Reality is more complex and nuanced than the rules of the “blame game” allow. My direct report, my manager, and I are fallible human beings who are 100% guaranteed to make mistakes. Perhaps the most grievous mistake we can make is to stand in the way of turning an error into a learning opportunity by either beating ourselves up or taking no responsibility at all.

Treat yourself you’d treat a good friend. When they are down, you’ll offer support and encouragement.

Over time, I have realised that it is entirely unproductive to focus on whose fault it was. Let us say that as a manager every outcome concerning your direct report is your fault. Then does it not stand to reason that every mistake you make is your manager’s fault too? Where is the blame train’s terminus?

Learning to treat yourself with grace is non-negotiable because when the going gets tough, being courteous and respectful toward yourself provides the motivation to recover from failure and foster resilience to adversity [8]. All of which is very much needed when managing a team.

I recommend the resources available on Dr. Kristin Neff’s website [9] if you want to improve your skill at practicing self-compassion. (Yes, it’s a skill, and isn’t that fantastic news?)

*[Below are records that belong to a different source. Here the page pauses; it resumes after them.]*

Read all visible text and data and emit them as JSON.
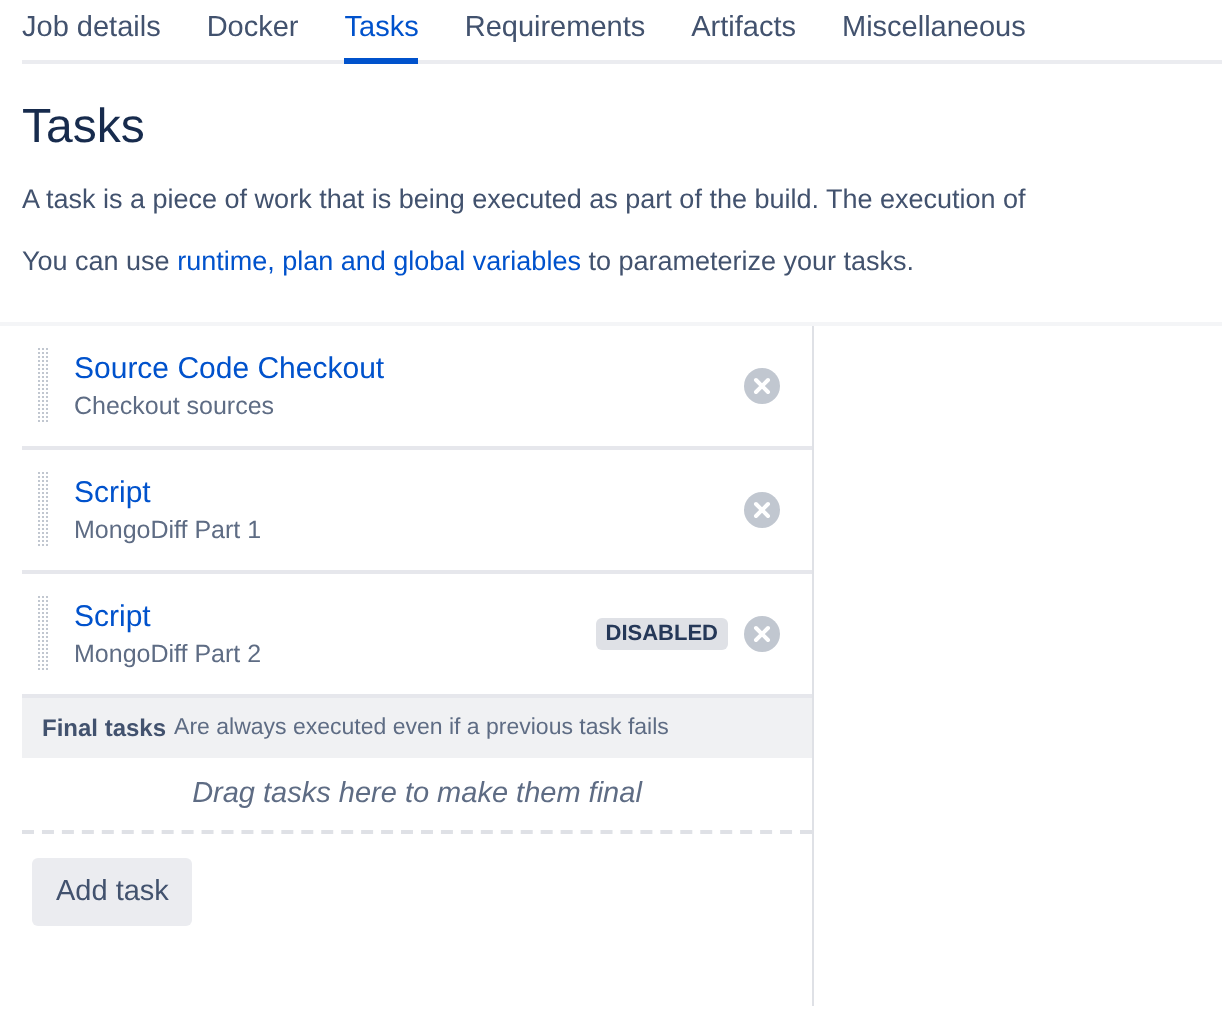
{
  "tabs": [
    {
      "label": "Job details",
      "selected": false
    },
    {
      "label": "Docker",
      "selected": false
    },
    {
      "label": "Tasks",
      "selected": true
    },
    {
      "label": "Requirements",
      "selected": false
    },
    {
      "label": "Artifacts",
      "selected": false
    },
    {
      "label": "Miscellaneous",
      "selected": false
    }
  ],
  "title": "Tasks",
  "description": "A task is a piece of work that is being executed as part of the build. The execution of",
  "variables_note": {
    "before": "You can use ",
    "link": "runtime, plan and global variables",
    "after": " to parameterize your tasks."
  },
  "tasks": [
    {
      "name": "Source Code Checkout",
      "description": "Checkout sources"
    },
    {
      "name": "Script",
      "description": "MongoDiff Part 1"
    },
    {
      "name": "Script",
      "description": "MongoDiff Part 2",
      "badge": "DISABLED"
    }
  ],
  "final_tasks": {
    "label": "Final tasks",
    "hint": "Are always executed even if a previous task fails",
    "drop_text": "Drag tasks here to make them final"
  },
  "add_button": "Add task"
}
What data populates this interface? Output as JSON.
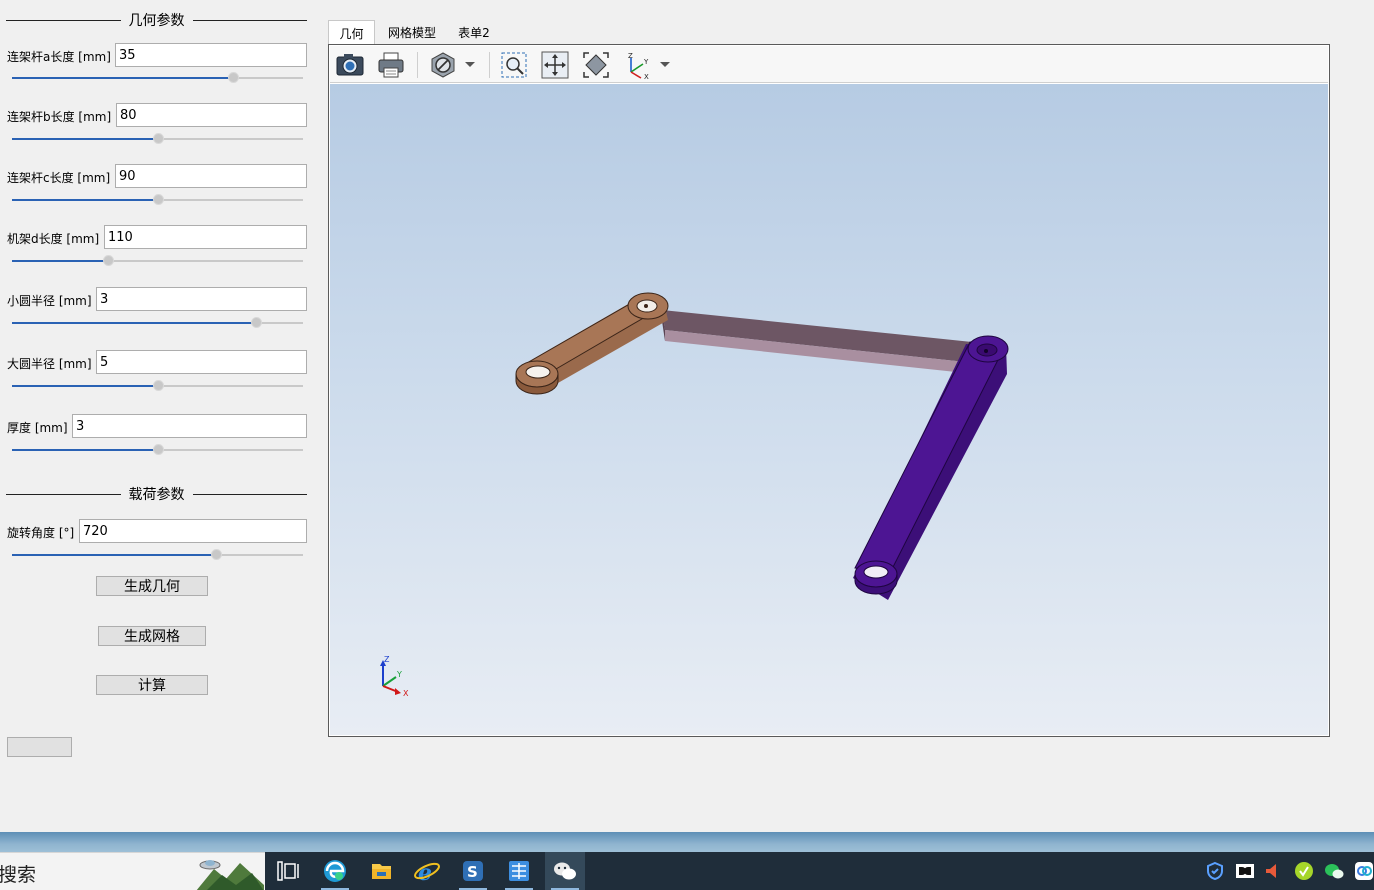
{
  "geometry_section": {
    "title": "几何参数"
  },
  "params": [
    {
      "label": "连架杆a长度 [mm]",
      "value": "35",
      "fraction": 0.76
    },
    {
      "label": "连架杆b长度 [mm]",
      "value": "80",
      "fraction": 0.5
    },
    {
      "label": "连架杆c长度 [mm]",
      "value": "90",
      "fraction": 0.5
    },
    {
      "label": "机架d长度 [mm]",
      "value": "110",
      "fraction": 0.33
    },
    {
      "label": "小圆半径 [mm]",
      "value": "3",
      "fraction": 0.84
    },
    {
      "label": "大圆半径 [mm]",
      "value": "5",
      "fraction": 0.5
    },
    {
      "label": "厚度 [mm]",
      "value": "3",
      "fraction": 0.5
    }
  ],
  "load_section": {
    "title": "载荷参数"
  },
  "rotation": {
    "label": "旋转角度 [°]",
    "value": "720",
    "fraction": 0.7
  },
  "buttons": {
    "generate_geometry": "生成几何",
    "generate_mesh": "生成网格",
    "compute": "计算",
    "extra": ""
  },
  "tabs": [
    {
      "label": "几何",
      "active": true
    },
    {
      "label": "网格模型",
      "active": false
    },
    {
      "label": "表单2",
      "active": false
    }
  ],
  "toolbar_icons": [
    "camera-icon",
    "printer-icon",
    "display-mode-icon",
    "zoom-box-icon",
    "pan-icon",
    "fit-all-icon",
    "axis-view-icon"
  ],
  "axis": {
    "z": "Z",
    "y": "Y",
    "x": "X"
  },
  "colors": {
    "link_a": "#8a5a3c",
    "link_b": "#7a5868",
    "link_c": "#4a1390",
    "accent": "#2a62b4"
  },
  "taskbar": {
    "search_text": "搜索",
    "apps": [
      "task-view-icon",
      "edge-icon",
      "file-explorer-icon",
      "ie-icon",
      "app-s-icon",
      "app-book-icon",
      "wechat-icon"
    ]
  }
}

People managing is a personal journey, and each of us will walk away with different experiences and lessons. I had to learn to manage my caretaker personality and move away from subscribing to sayings like “effective leaders are available one way or another for their teams 24/7, 365 days a year” and “the first rule of leadership is that everything is your fault.” These are actual “inspirational” phrases that I have lifted from LinkedIn posts and online articles. They can be harmful to the manager and a massive disservice to their teams. Instead, cultivate a healthy inner dialogue with yourself, set conditions of enoughness, take stock of your energy levels, and learn to show yourself compassion.


[1] https://hbr.org/2010/09/managing-yourself-the-boss-as-human-shield

[2] https://fellow.app/blog/management/julie-zhuo-the-making-of-a-manager/

[3] https://experiencelife.lifetime.life/article/the-six-pillars-of-self-esteem/

[4] https://extension.umn.edu/two-you-video-series/celebrate-small-stuff

[5] https://jenniferlouden.com/conditions-of-enoughness/

[6] https://hbr.org/2019/03/as-your-team-gets-bigger-your-leadership-style-has-to-adapt

[7] https://www.gottman.com/blog/invest-relationship-emotional-bank-account/

[8] https://www.forbes.com/sites/amymorin/2015/10/01/science-explains-the-link-between-self-compassion-and-success/?sh=3d2592492384

[9] https://self-compassion.org/



Yin Sylvia

B2B SaaS • BizOps • Customer Success • Swim • Pilates • Yoga • Pawrent to 4 doggos 🐶